INPUT FOR THIS TASK:
◆ ◆ ◆ ◆ ◆ ◆ ◆

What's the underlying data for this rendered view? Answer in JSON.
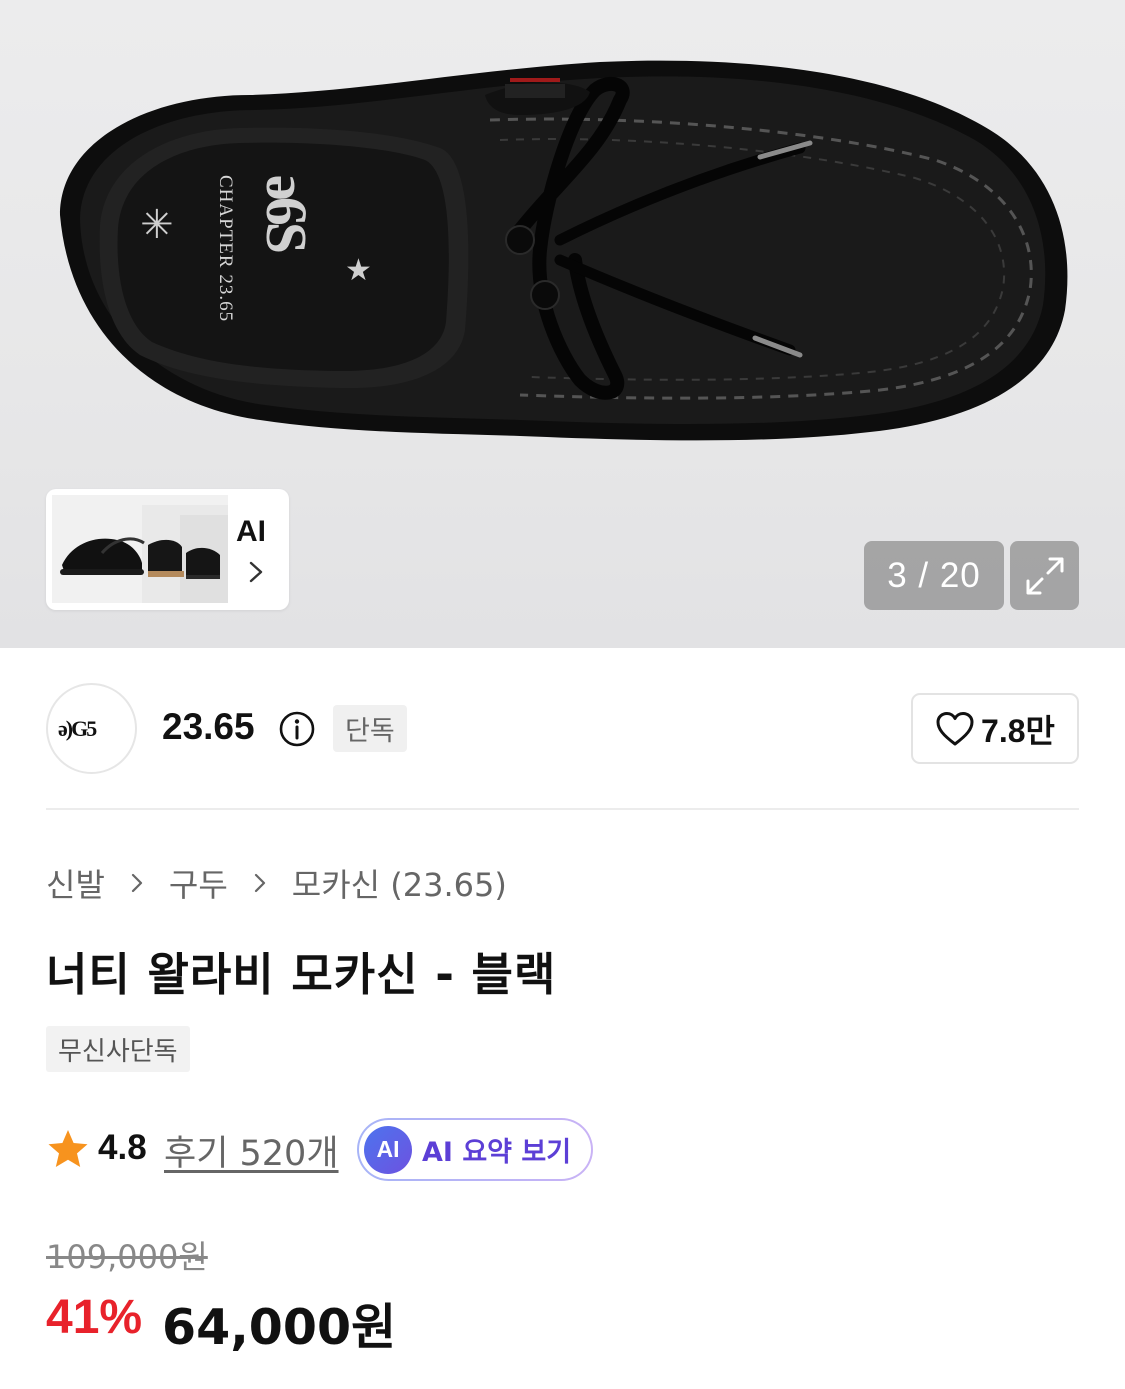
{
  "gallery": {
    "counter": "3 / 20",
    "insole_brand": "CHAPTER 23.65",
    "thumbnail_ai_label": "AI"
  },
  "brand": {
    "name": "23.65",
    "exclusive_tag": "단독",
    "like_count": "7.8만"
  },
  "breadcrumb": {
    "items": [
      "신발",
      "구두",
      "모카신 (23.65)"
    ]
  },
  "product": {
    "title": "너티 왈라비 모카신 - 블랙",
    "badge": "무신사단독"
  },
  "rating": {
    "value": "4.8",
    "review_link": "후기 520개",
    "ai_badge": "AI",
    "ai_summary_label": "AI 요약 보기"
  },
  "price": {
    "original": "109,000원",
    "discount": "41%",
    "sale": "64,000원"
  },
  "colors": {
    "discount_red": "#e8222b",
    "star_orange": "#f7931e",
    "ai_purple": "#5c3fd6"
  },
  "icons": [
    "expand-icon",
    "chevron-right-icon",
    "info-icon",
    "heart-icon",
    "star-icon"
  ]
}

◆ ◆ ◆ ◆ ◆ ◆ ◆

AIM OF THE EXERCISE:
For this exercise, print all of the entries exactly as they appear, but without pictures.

ANSWER BOX:
What's the underlying data for this rendered view? Answer in JSON.
{
  "gallery": {
    "counter": "3 / 20",
    "insole_brand": "CHAPTER 23.65",
    "thumbnail_ai_label": "AI"
  },
  "brand": {
    "name": "23.65",
    "exclusive_tag": "단독",
    "like_count": "7.8만"
  },
  "breadcrumb": {
    "items": [
      "신발",
      "구두",
      "모카신 (23.65)"
    ]
  },
  "product": {
    "title": "너티 왈라비 모카신 - 블랙",
    "badge": "무신사단독"
  },
  "rating": {
    "value": "4.8",
    "review_link": "후기 520개",
    "ai_badge": "AI",
    "ai_summary_label": "AI 요약 보기"
  },
  "price": {
    "original": "109,000원",
    "discount": "41%",
    "sale": "64,000원"
  },
  "colors": {
    "discount_red": "#e8222b",
    "star_orange": "#f7931e",
    "ai_purple": "#5c3fd6"
  },
  "icons": [
    "expand-icon",
    "chevron-right-icon",
    "info-icon",
    "heart-icon",
    "star-icon"
  ]
}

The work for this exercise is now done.